- _What you need to do_
Each line with the word "number" must appear in the answer, copied from the records.

- _Data to examine_

*** Block opens ***

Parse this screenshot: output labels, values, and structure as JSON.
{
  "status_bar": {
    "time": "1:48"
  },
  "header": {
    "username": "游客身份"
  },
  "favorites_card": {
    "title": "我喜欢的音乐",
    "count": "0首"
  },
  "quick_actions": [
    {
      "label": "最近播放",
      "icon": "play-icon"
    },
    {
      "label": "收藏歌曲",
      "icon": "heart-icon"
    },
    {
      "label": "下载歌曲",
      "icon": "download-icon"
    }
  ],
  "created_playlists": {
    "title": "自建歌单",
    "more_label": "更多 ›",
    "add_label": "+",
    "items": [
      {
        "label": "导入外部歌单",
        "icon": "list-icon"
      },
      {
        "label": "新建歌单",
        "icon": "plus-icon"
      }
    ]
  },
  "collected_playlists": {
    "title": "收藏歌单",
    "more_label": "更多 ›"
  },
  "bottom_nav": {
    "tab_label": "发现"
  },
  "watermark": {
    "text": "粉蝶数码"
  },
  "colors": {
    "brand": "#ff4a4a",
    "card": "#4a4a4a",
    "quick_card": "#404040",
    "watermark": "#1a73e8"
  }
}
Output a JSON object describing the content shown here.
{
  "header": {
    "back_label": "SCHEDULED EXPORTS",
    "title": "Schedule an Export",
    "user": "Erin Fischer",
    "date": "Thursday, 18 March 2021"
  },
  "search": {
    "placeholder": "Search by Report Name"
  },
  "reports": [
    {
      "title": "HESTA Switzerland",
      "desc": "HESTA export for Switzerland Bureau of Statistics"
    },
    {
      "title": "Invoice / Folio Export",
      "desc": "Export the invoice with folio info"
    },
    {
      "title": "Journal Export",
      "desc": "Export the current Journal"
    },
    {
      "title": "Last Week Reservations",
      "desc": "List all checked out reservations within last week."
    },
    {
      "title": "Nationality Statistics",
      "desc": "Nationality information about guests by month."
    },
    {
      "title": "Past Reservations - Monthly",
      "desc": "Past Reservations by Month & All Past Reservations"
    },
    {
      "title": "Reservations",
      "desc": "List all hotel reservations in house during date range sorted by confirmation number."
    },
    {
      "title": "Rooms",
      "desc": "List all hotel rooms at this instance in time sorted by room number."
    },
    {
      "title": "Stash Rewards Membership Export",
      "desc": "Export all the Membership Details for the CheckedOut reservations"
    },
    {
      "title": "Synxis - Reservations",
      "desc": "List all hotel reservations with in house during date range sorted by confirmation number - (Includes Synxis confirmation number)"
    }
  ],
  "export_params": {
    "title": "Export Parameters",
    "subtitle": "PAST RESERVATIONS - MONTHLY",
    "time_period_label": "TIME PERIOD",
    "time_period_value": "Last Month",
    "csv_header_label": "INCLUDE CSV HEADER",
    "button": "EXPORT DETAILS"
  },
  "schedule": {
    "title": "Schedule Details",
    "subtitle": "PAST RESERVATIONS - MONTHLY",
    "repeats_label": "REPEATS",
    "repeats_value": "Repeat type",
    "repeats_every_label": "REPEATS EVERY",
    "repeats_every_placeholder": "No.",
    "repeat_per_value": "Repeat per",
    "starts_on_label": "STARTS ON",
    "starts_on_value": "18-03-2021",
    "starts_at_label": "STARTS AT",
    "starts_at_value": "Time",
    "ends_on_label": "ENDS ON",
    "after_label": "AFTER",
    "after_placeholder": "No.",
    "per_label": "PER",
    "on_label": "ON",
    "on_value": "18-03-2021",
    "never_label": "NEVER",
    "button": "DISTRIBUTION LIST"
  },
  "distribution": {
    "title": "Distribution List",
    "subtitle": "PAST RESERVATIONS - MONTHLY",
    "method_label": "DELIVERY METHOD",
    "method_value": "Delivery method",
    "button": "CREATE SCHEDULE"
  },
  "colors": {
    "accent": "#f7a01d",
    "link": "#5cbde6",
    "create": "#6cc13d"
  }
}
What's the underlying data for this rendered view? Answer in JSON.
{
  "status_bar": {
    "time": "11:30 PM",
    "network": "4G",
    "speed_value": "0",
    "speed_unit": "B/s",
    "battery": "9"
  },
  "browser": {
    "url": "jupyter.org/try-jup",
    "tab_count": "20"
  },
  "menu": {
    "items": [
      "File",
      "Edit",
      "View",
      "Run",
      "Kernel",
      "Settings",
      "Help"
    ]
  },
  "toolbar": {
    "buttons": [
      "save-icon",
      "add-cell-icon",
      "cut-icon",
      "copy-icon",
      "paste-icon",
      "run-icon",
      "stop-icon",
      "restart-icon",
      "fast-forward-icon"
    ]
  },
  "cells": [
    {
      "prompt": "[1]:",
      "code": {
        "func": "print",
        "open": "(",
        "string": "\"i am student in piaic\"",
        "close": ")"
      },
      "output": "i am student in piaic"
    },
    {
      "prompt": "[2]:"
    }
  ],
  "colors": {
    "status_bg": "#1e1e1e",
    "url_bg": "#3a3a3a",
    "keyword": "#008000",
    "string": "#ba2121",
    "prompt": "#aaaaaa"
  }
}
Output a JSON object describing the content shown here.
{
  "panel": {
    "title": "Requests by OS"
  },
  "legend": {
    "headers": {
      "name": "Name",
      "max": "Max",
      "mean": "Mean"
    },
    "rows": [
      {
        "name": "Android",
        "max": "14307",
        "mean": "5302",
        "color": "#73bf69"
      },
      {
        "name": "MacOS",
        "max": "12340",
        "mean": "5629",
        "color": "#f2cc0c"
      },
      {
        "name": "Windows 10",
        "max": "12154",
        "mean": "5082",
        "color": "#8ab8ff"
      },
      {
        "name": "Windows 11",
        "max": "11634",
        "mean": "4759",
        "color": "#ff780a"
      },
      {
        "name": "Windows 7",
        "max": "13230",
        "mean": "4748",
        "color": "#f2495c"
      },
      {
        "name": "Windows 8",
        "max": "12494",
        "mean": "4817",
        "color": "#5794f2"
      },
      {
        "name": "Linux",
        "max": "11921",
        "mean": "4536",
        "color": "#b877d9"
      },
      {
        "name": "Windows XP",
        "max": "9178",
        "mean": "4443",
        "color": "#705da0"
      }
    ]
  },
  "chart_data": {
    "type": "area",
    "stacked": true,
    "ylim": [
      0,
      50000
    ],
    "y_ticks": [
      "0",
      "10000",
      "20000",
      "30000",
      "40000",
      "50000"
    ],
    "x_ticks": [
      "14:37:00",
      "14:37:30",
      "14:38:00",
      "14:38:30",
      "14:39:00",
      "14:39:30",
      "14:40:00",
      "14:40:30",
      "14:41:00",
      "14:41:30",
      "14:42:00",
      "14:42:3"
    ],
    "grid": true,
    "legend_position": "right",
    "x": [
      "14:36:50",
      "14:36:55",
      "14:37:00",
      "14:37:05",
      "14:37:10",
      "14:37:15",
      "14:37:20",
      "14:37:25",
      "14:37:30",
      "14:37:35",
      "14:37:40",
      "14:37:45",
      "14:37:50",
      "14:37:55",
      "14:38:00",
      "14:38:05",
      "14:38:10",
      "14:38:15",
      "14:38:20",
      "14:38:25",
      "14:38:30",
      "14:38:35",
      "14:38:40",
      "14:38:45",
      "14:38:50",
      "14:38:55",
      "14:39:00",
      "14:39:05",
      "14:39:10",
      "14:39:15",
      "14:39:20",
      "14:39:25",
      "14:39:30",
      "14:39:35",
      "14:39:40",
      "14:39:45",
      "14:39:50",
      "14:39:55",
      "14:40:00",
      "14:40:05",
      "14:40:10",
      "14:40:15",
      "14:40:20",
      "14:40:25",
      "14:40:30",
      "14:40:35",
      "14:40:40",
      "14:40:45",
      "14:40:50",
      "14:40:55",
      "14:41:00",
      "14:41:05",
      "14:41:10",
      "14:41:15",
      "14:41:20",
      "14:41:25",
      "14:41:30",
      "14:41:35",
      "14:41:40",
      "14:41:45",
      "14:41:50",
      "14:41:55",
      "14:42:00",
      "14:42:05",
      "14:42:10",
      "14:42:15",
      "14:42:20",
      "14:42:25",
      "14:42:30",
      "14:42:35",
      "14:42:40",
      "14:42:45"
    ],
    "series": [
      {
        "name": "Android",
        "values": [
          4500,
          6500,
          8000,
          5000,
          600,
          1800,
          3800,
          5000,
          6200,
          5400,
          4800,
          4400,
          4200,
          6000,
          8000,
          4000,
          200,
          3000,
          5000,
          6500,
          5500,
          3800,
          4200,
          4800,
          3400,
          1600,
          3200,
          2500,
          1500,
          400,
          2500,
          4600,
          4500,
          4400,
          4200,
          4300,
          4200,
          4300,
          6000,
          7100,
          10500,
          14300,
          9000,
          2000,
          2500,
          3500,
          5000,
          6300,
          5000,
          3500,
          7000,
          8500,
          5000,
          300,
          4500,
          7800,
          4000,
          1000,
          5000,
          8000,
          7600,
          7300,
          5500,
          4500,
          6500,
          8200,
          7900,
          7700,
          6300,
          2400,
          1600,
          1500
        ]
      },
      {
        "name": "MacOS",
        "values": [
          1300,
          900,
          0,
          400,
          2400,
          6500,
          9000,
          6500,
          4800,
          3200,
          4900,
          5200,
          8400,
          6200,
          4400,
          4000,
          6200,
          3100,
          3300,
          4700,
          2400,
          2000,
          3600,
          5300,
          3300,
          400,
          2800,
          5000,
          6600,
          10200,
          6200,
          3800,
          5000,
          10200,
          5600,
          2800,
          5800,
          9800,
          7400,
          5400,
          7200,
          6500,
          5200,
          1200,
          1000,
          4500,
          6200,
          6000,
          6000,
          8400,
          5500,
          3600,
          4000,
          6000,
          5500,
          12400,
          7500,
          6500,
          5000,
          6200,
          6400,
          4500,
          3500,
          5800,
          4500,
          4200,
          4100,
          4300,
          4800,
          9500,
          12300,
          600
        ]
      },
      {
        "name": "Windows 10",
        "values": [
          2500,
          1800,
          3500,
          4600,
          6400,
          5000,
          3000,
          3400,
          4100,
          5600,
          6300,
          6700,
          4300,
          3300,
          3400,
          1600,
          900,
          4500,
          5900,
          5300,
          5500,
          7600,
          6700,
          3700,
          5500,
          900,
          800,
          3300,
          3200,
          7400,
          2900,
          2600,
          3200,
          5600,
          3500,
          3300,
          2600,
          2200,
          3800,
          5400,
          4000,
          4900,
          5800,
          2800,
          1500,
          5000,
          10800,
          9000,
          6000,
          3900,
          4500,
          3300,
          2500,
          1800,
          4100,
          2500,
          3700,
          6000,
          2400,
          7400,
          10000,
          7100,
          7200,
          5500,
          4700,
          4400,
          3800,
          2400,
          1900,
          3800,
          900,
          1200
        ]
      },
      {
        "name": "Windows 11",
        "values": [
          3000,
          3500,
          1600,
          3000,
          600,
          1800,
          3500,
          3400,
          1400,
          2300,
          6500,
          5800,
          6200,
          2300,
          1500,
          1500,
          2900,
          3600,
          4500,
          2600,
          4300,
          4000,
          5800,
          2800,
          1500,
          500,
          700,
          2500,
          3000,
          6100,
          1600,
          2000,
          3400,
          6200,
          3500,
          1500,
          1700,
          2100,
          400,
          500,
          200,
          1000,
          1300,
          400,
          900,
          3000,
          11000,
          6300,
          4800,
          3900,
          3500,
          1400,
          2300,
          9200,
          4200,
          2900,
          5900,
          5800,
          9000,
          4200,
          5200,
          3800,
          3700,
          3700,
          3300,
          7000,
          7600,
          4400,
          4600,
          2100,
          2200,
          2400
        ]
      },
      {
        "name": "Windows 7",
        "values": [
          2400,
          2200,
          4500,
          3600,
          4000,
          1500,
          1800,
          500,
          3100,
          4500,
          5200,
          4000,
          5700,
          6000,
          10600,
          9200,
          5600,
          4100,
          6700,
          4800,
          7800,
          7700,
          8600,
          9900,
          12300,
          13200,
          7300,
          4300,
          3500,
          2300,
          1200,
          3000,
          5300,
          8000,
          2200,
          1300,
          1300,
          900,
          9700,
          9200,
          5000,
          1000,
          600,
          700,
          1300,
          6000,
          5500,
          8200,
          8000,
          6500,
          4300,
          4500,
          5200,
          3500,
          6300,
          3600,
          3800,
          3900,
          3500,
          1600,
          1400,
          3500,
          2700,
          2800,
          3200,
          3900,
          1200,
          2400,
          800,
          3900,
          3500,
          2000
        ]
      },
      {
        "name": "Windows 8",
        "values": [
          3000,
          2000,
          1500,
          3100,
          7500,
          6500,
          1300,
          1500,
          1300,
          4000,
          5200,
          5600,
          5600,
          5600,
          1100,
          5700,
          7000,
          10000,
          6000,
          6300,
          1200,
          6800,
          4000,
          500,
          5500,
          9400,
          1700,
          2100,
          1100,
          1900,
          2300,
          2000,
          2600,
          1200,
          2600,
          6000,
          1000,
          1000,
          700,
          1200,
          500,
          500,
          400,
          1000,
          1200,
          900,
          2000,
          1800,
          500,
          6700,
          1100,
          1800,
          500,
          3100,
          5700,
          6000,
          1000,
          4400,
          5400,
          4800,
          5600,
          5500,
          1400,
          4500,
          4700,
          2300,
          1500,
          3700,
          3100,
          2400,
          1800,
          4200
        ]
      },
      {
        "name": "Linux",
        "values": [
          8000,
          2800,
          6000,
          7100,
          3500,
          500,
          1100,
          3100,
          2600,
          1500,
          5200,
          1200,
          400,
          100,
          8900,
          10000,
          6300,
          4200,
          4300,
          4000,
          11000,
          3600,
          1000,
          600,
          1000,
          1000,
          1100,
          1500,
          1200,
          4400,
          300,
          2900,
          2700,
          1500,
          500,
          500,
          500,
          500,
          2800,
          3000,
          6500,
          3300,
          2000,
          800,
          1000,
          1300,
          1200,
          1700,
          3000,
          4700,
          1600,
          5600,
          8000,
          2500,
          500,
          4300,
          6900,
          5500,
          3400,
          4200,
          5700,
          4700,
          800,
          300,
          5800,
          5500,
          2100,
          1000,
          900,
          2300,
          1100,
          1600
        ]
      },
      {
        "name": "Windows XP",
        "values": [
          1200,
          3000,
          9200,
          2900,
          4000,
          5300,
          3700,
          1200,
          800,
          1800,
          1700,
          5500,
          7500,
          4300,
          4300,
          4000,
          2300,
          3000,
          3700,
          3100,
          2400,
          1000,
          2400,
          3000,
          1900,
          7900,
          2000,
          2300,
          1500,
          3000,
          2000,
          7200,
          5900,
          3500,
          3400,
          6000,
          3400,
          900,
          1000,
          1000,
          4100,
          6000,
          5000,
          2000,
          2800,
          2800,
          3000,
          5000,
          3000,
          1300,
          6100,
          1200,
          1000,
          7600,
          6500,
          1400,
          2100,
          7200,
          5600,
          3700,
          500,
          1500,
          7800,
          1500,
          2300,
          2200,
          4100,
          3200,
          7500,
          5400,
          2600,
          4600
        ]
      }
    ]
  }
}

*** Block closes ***

- _Result_
      "desc": "List all hotel reservations in house during date range sorted by confirmation number."
      "desc": "List all hotel rooms at this instance in time sorted by room number."
      "desc": "List all hotel reservations with in house during date range sorted by confirmation number - (Includes Synxis confirmation number)"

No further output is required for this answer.